The College's response to the Autumn Budget and the Comprehensive Spending Review

Comprehensive Spending Review (CSR)
public sector pay
NHS pay
The College welcomes the end to the pay freeze but is disappointed that there is no commitment to future funding

As part of today’s Comprehensive Spending Review (CSR), the government announced the end of its policy of freezing public sector pay. Although the NHS was exempt from this policy in 2020/21, such a freeze next year would have been devasting to our members, who were also looking at an increase in National Insurance payments and, in many cases, increased pension contributions.

Whilst the end of the freeze is welcome, it is disappointing that the Chancellor has not committed to funding pay rises, making the ending of the freeze no more than a gesture.

On NHS pay in particular, the Royal College of Podiatry will not be alone in noting that an increase that does not keep pace with inflation is not actually an increase. Regarding social care, the College welcomes the increase in pay for those working in the sector, however, this needs to be met with guaranteed extra resources to local authorities, or other services will be cut.

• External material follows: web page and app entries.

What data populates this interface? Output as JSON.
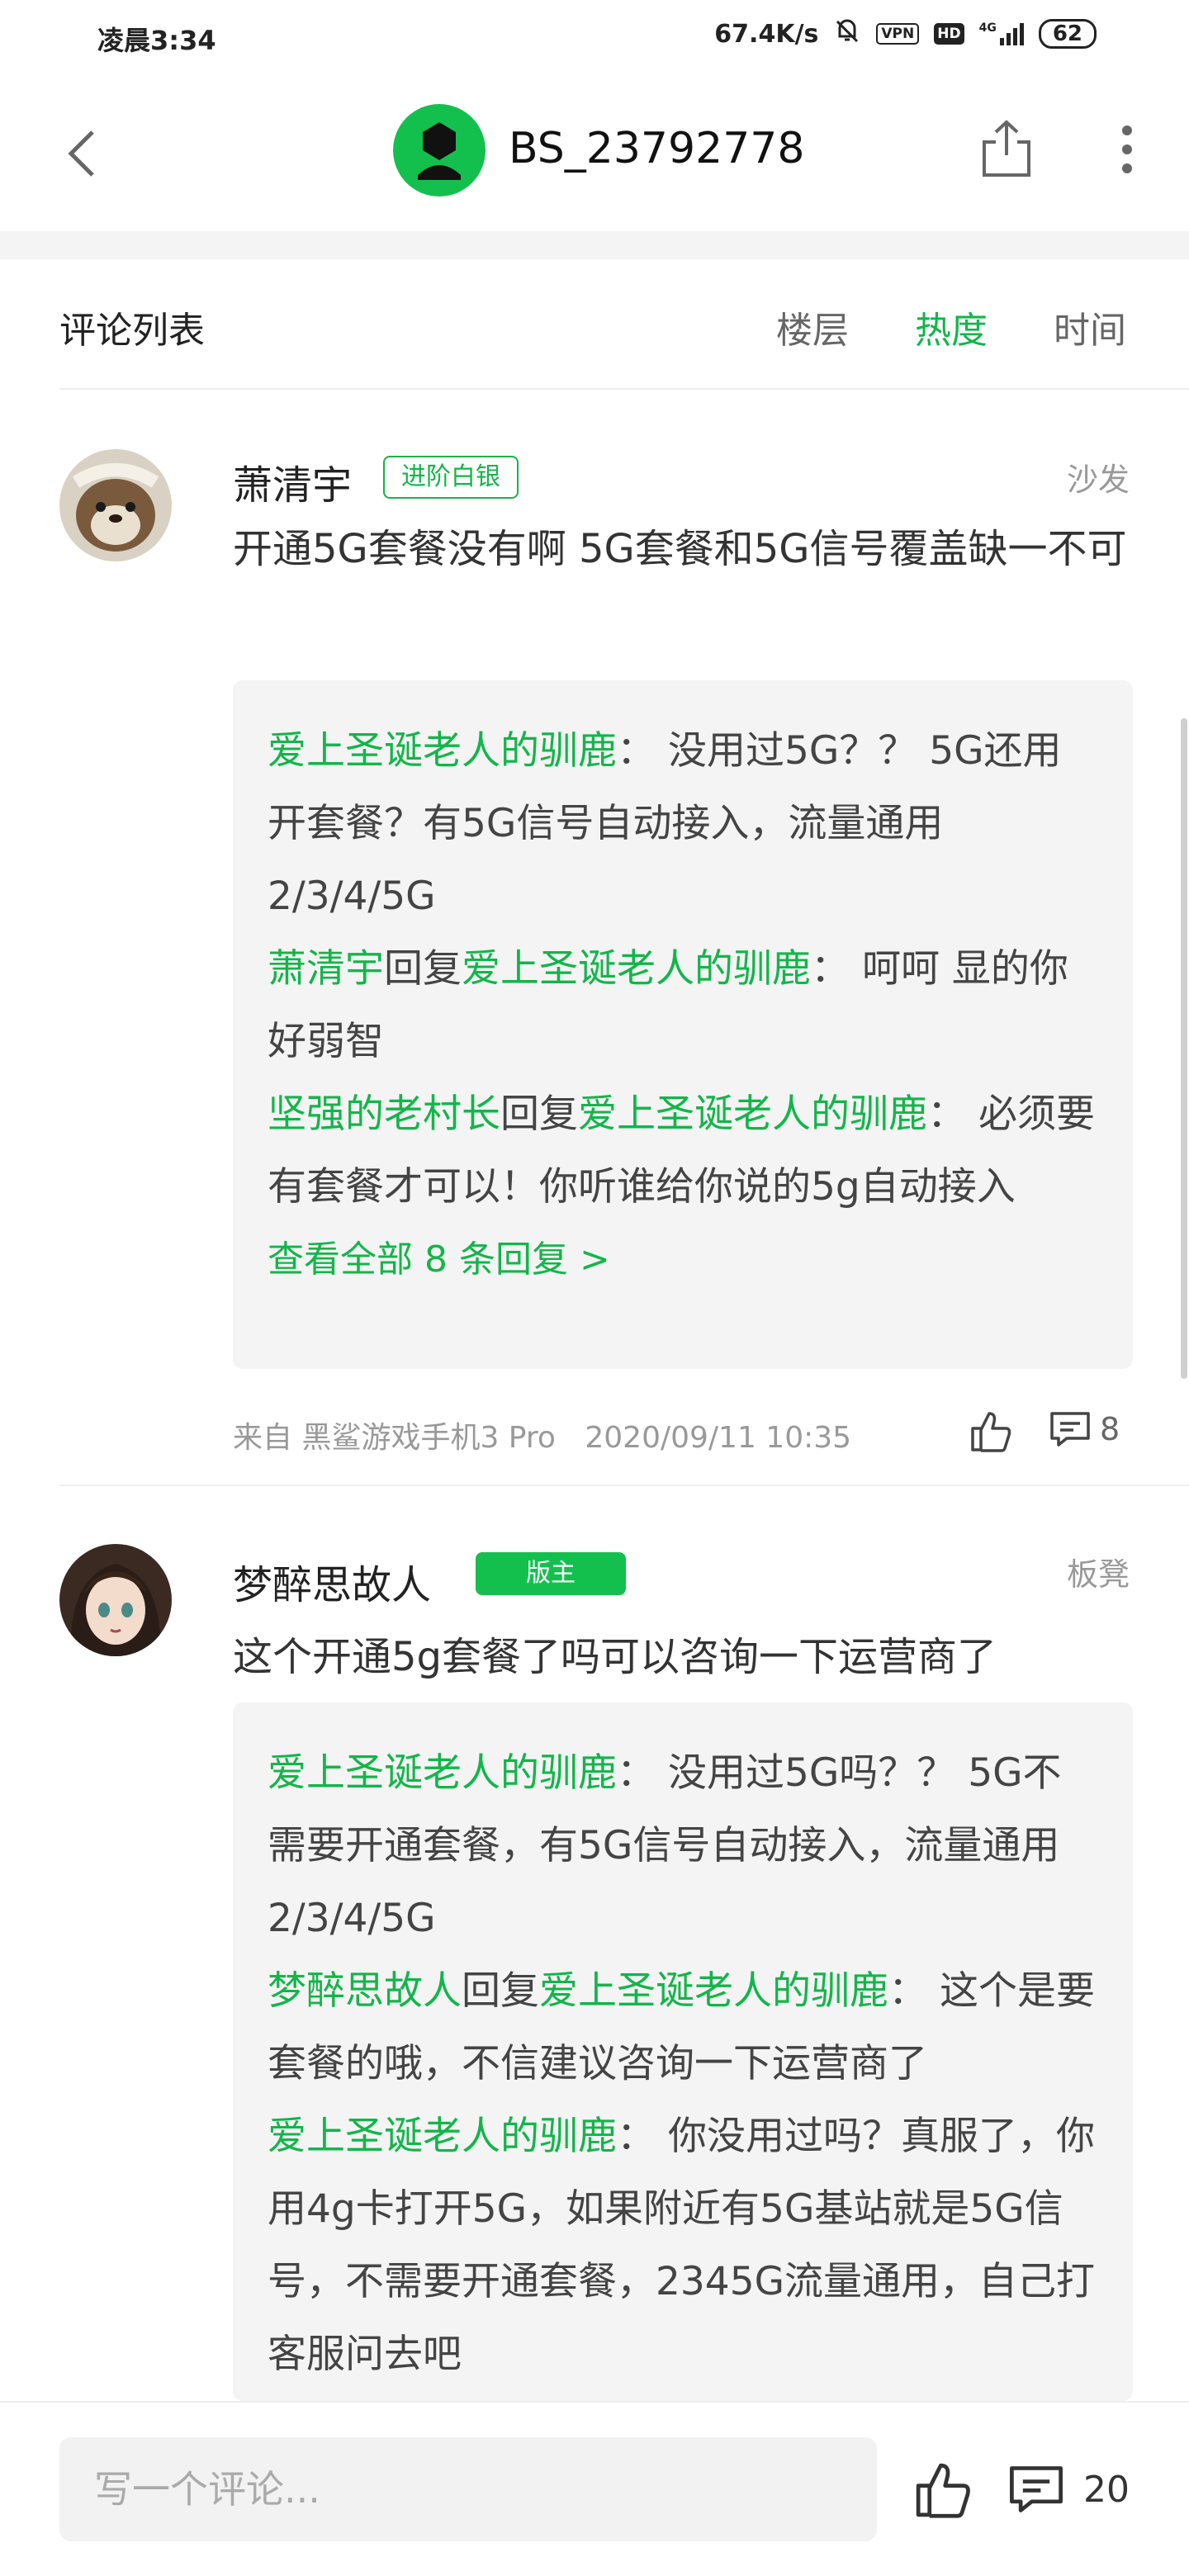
{
  "status_bar": {
    "time": "凌晨3:34",
    "speed": "67.4K/s",
    "vpn": "VPN",
    "hd": "HD",
    "network": "4G",
    "battery": "62"
  },
  "header": {
    "title": "BS_23792778"
  },
  "list_header": {
    "title": "评论列表",
    "tabs": [
      {
        "label": "楼层",
        "active": false
      },
      {
        "label": "热度",
        "active": true
      },
      {
        "label": "时间",
        "active": false
      }
    ]
  },
  "comments": [
    {
      "username": "萧清宇",
      "badge": "进阶白银",
      "floor": "沙发",
      "content": "开通5G套餐没有啊 5G套餐和5G信号覆盖缺一不可",
      "replies": [
        {
          "from": "爱上圣诞老人的驯鹿",
          "reply_word": "",
          "to": "",
          "sep": "：",
          "text": "没用过5G？？ 5G还用开套餐？有5G信号自动接入，流量通用2/3/4/5G"
        },
        {
          "from": "萧清宇",
          "reply_word": "回复",
          "to": "爱上圣诞老人的驯鹿",
          "sep": "：",
          "text": "呵呵 显的你好弱智"
        },
        {
          "from": "坚强的老村长",
          "reply_word": "回复",
          "to": "爱上圣诞老人的驯鹿",
          "sep": "：",
          "text": "必须要有套餐才可以！你听谁给你说的5g自动接入"
        }
      ],
      "view_all": "查看全部 8 条回复 >",
      "source": "来自 黑鲨游戏手机3 Pro",
      "time": "2020/09/11 10:35",
      "comment_count": "8"
    },
    {
      "username": "梦醉思故人",
      "badge": "版主",
      "floor": "板凳",
      "content": "这个开通5g套餐了吗可以咨询一下运营商了",
      "replies": [
        {
          "from": "爱上圣诞老人的驯鹿",
          "reply_word": "",
          "to": "",
          "sep": "：",
          "text": "没用过5G吗？？ 5G不需要开通套餐，有5G信号自动接入，流量通用2/3/4/5G"
        },
        {
          "from": "梦醉思故人",
          "reply_word": "回复",
          "to": "爱上圣诞老人的驯鹿",
          "sep": "：",
          "text": "这个是要套餐的哦，不信建议咨询一下运营商了"
        },
        {
          "from": "爱上圣诞老人的驯鹿",
          "reply_word": "",
          "to": "",
          "sep": "：",
          "text": "你没用过吗？真服了，你用4g卡打开5G，如果附近有5G基站就是5G信号，不需要开通套餐，2345G流量通用，自己打客服问去吧"
        }
      ]
    }
  ],
  "bottom_bar": {
    "input_placeholder": "写一个评论...",
    "comment_count": "20"
  },
  "colors": {
    "accent": "#13b54a",
    "badge_green": "#13c04e",
    "reply_bg": "#f4f4f4"
  }
}
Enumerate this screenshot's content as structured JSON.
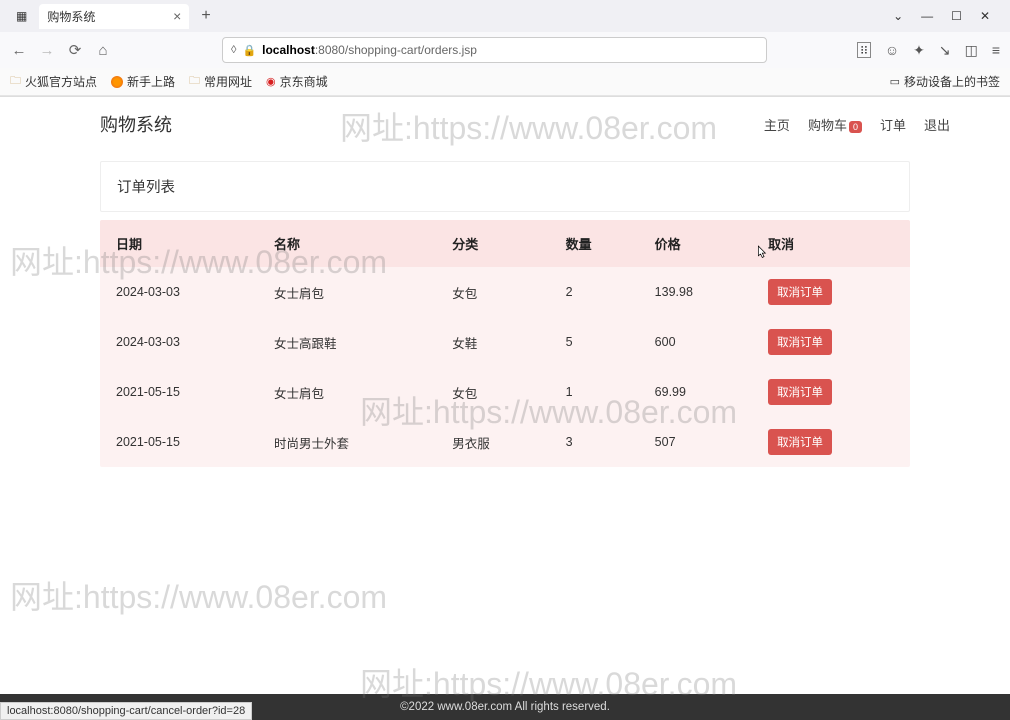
{
  "browser": {
    "tab_title": "购物系统",
    "url_host": "localhost",
    "url_path": ":8080/shopping-cart/orders.jsp",
    "bookmarks": {
      "b1": "火狐官方站点",
      "b2": "新手上路",
      "b3": "常用网址",
      "b4": "京东商城",
      "b5": "移动设备上的书签"
    },
    "status": "localhost:8080/shopping-cart/cancel-order?id=28"
  },
  "nav": {
    "brand": "购物系统",
    "home": "主页",
    "cart": "购物车",
    "cart_badge": "0",
    "orders": "订单",
    "logout": "退出"
  },
  "page": {
    "title": "订单列表",
    "columns": {
      "date": "日期",
      "name": "名称",
      "category": "分类",
      "qty": "数量",
      "price": "价格",
      "cancel": "取消"
    },
    "rows": [
      {
        "date": "2024-03-03",
        "name": "女士肩包",
        "category": "女包",
        "qty": "2",
        "price": "139.98",
        "btn": "取消订单"
      },
      {
        "date": "2024-03-03",
        "name": "女士高跟鞋",
        "category": "女鞋",
        "qty": "5",
        "price": "600",
        "btn": "取消订单"
      },
      {
        "date": "2021-05-15",
        "name": "女士肩包",
        "category": "女包",
        "qty": "1",
        "price": "69.99",
        "btn": "取消订单"
      },
      {
        "date": "2021-05-15",
        "name": "时尚男士外套",
        "category": "男衣服",
        "qty": "3",
        "price": "507",
        "btn": "取消订单"
      }
    ]
  },
  "footer": "©2022 www.08er.com All rights reserved.",
  "watermark": "网址:https://www.08er.com"
}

On the extra funding announced for the NHS, the College will always welcome the news that more money is being made available. A large proportion of this ‘new’ money will be used to get services back on track. That should be seen as the minimum acceptable level of investment. Tackling the NHS backlog and waiting list is paramount and nobody should be left waiting for vital tests and treatment. The funding to improve the digital and technological capacity of the health service is also laudable as is the commitment to issue proportional funding across the four nations. But the College wants to see real policies and funding that address the endemic staffing shortage problems across the system.

Speaking on the announcements today, Steve Jameison, CEO and General Secretary of the Royal College of Podiatry said:

‘We welcome the ending of the pay freeze but are disappointed that without the committed funding to future pay rises our members are still facing uncertainty. Like other public sector workers, our NHS members work in every community in the UK and contribute to the local economy. A public sector pay rise is good for all of society’.